⟨

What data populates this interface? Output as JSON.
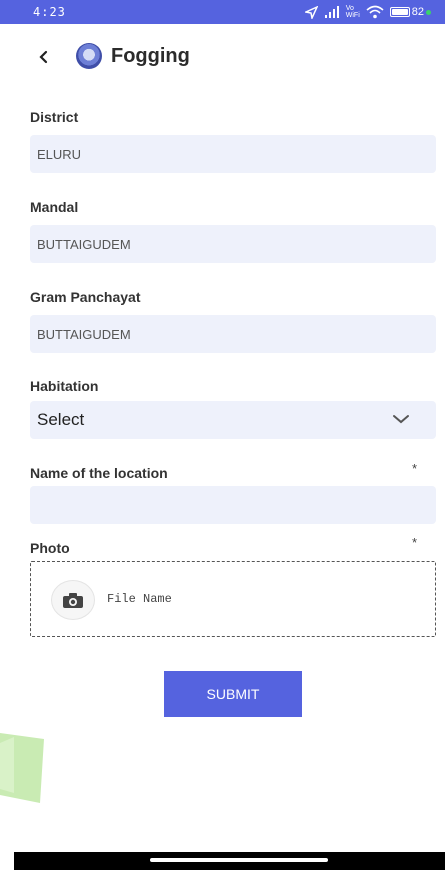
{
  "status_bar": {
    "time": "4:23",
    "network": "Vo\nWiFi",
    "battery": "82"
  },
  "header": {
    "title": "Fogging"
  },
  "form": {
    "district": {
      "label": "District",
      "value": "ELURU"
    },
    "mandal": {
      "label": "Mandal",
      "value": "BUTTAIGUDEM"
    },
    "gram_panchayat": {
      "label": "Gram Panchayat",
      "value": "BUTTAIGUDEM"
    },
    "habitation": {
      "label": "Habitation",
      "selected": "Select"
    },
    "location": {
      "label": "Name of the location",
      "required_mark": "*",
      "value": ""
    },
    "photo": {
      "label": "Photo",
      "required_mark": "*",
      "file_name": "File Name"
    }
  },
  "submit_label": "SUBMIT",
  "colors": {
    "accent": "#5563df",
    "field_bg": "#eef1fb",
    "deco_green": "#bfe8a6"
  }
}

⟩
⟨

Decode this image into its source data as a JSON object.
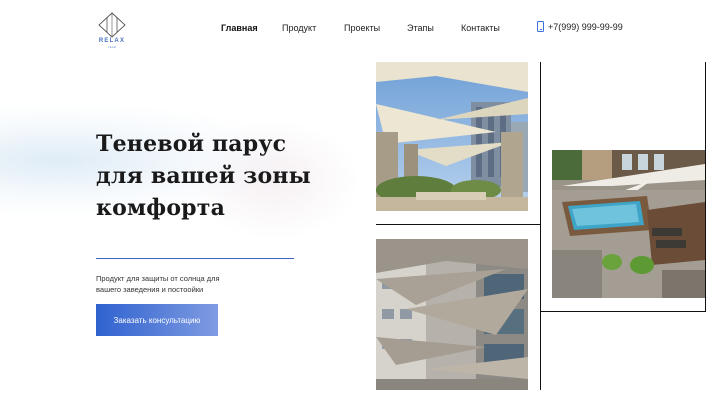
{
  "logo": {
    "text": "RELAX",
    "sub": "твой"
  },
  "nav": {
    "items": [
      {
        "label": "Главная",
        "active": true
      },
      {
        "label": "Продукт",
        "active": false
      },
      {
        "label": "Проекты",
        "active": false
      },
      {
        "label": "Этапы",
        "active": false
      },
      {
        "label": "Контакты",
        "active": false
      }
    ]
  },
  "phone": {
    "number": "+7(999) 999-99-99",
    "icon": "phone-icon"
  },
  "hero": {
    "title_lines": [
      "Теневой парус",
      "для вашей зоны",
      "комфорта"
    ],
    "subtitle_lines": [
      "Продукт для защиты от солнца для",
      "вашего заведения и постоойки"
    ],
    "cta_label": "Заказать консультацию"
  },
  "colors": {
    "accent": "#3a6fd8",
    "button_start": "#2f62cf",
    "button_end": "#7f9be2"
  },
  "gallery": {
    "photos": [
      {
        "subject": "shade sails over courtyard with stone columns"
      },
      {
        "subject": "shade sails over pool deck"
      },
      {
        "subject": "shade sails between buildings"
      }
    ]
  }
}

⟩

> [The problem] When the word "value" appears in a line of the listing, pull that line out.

> [Answer to this problem]
      "value": "ELURU"
      "value": "BUTTAIGUDEM"
      "value": "BUTTAIGUDEM"
      "value": ""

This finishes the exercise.